#### THE TASK:
Please reproduce all entries word for word and omit their pictures.

#### DATA SUPPLIED:
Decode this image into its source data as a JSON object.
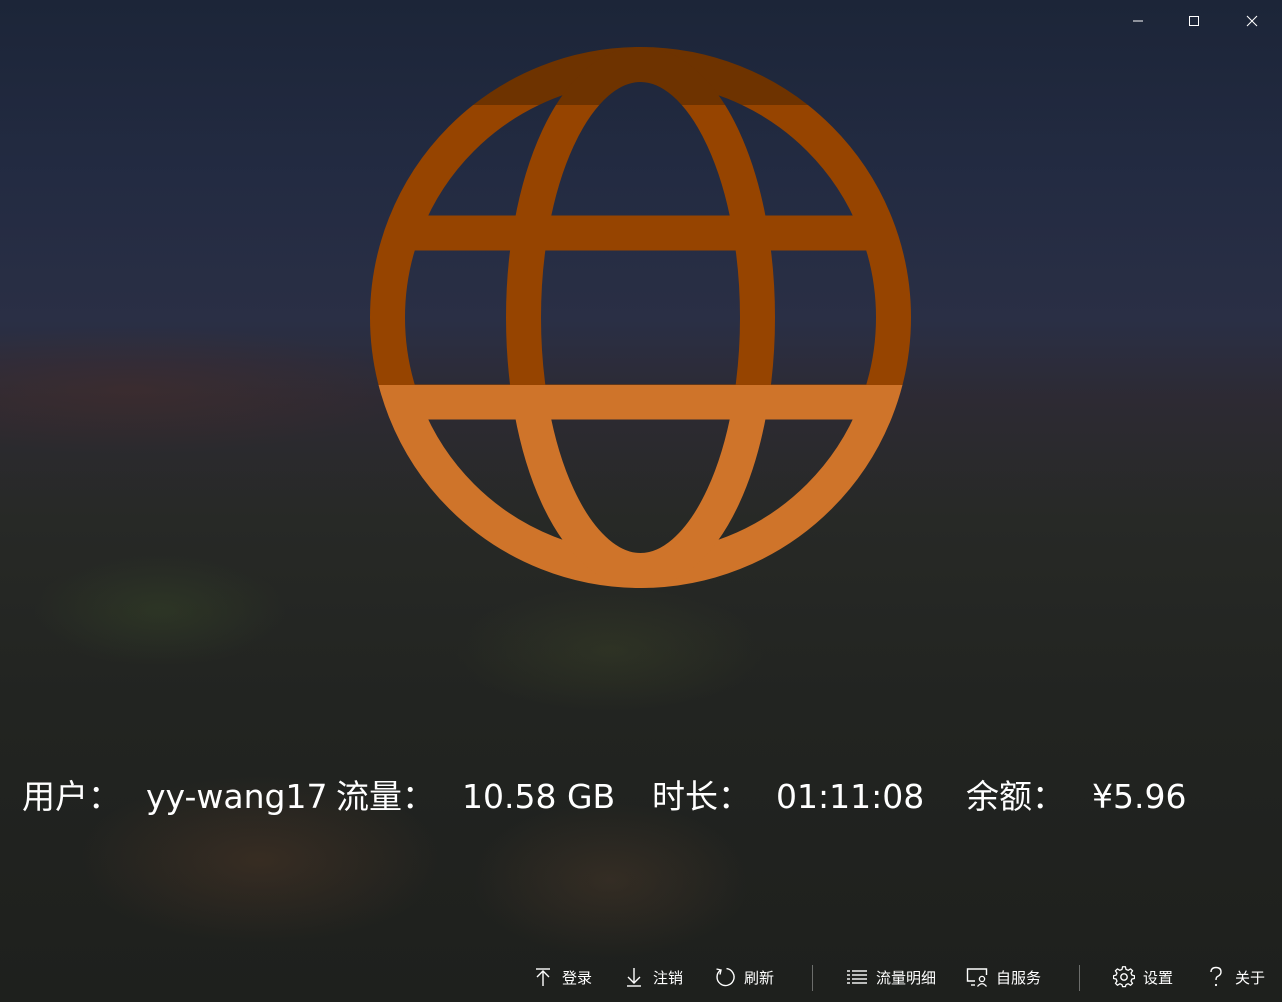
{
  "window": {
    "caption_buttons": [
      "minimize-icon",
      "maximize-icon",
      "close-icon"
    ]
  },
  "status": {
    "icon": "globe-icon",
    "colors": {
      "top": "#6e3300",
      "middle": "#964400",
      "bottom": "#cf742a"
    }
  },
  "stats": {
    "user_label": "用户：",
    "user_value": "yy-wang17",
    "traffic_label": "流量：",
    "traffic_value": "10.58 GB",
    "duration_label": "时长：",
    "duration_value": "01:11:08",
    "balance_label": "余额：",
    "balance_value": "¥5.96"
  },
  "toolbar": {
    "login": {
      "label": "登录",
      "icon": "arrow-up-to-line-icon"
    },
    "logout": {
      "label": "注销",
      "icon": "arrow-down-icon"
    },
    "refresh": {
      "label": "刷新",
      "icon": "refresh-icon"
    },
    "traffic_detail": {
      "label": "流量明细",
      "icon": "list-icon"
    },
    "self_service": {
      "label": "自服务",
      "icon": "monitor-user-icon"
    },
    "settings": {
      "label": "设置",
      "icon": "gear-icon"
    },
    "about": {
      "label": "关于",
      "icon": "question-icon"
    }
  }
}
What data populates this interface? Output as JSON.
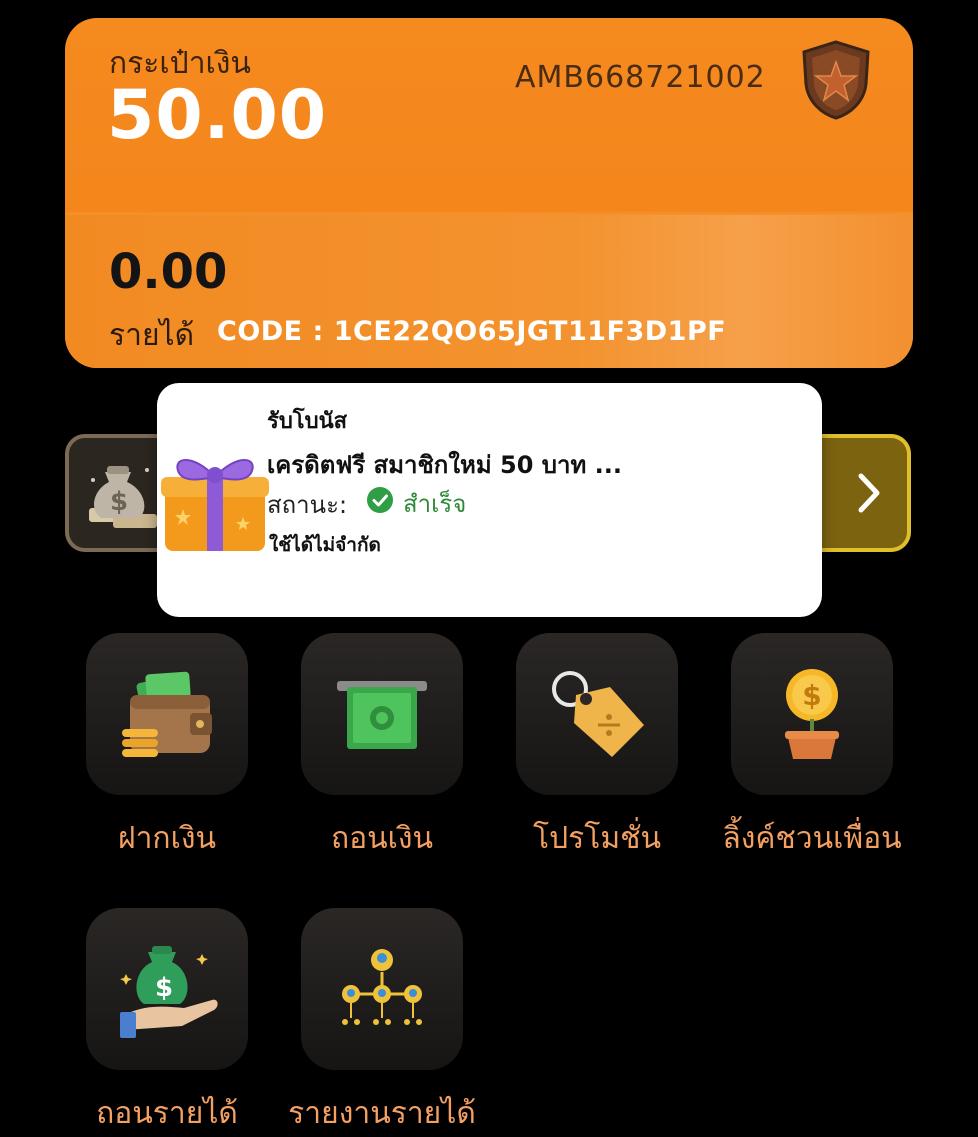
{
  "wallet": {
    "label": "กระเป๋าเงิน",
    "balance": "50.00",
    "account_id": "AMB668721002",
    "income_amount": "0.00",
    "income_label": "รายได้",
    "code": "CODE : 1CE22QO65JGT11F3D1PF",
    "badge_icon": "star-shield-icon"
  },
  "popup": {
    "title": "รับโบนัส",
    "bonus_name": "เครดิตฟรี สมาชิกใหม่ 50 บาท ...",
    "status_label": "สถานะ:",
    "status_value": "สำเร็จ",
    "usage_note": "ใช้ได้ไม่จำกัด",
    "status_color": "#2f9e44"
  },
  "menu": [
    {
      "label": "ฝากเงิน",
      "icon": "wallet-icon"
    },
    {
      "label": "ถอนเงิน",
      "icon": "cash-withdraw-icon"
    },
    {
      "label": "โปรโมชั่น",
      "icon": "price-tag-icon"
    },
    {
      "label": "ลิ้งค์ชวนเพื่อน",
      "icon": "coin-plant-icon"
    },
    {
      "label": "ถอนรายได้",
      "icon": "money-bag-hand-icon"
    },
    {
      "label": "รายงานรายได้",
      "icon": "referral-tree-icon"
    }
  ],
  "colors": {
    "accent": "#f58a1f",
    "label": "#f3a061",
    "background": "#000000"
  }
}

#### WRITTEN ANSWER:
Decode this image into its source data as a JSON object.
{
  "window": {
    "caption_buttons": [
      "minimize-icon",
      "maximize-icon",
      "close-icon"
    ]
  },
  "status": {
    "icon": "globe-icon",
    "colors": {
      "top": "#6e3300",
      "middle": "#964400",
      "bottom": "#cf742a"
    }
  },
  "stats": {
    "user_label": "用户：",
    "user_value": "yy-wang17",
    "traffic_label": "流量：",
    "traffic_value": "10.58 GB",
    "duration_label": "时长：",
    "duration_value": "01:11:08",
    "balance_label": "余额：",
    "balance_value": "¥5.96"
  },
  "toolbar": {
    "login": {
      "label": "登录",
      "icon": "arrow-up-to-line-icon"
    },
    "logout": {
      "label": "注销",
      "icon": "arrow-down-icon"
    },
    "refresh": {
      "label": "刷新",
      "icon": "refresh-icon"
    },
    "traffic_detail": {
      "label": "流量明细",
      "icon": "list-icon"
    },
    "self_service": {
      "label": "自服务",
      "icon": "monitor-user-icon"
    },
    "settings": {
      "label": "设置",
      "icon": "gear-icon"
    },
    "about": {
      "label": "关于",
      "icon": "question-icon"
    }
  }
}
What data populates this interface? Output as JSON.
{
  "wallet": {
    "label": "กระเป๋าเงิน",
    "balance": "50.00",
    "account_id": "AMB668721002",
    "income_amount": "0.00",
    "income_label": "รายได้",
    "code": "CODE : 1CE22QO65JGT11F3D1PF",
    "badge_icon": "star-shield-icon"
  },
  "popup": {
    "title": "รับโบนัส",
    "bonus_name": "เครดิตฟรี สมาชิกใหม่ 50 บาท ...",
    "status_label": "สถานะ:",
    "status_value": "สำเร็จ",
    "usage_note": "ใช้ได้ไม่จำกัด",
    "status_color": "#2f9e44"
  },
  "menu": [
    {
      "label": "ฝากเงิน",
      "icon": "wallet-icon"
    },
    {
      "label": "ถอนเงิน",
      "icon": "cash-withdraw-icon"
    },
    {
      "label": "โปรโมชั่น",
      "icon": "price-tag-icon"
    },
    {
      "label": "ลิ้งค์ชวนเพื่อน",
      "icon": "coin-plant-icon"
    },
    {
      "label": "ถอนรายได้",
      "icon": "money-bag-hand-icon"
    },
    {
      "label": "รายงานรายได้",
      "icon": "referral-tree-icon"
    }
  ],
  "colors": {
    "accent": "#f58a1f",
    "label": "#f3a061",
    "background": "#000000"
  }
}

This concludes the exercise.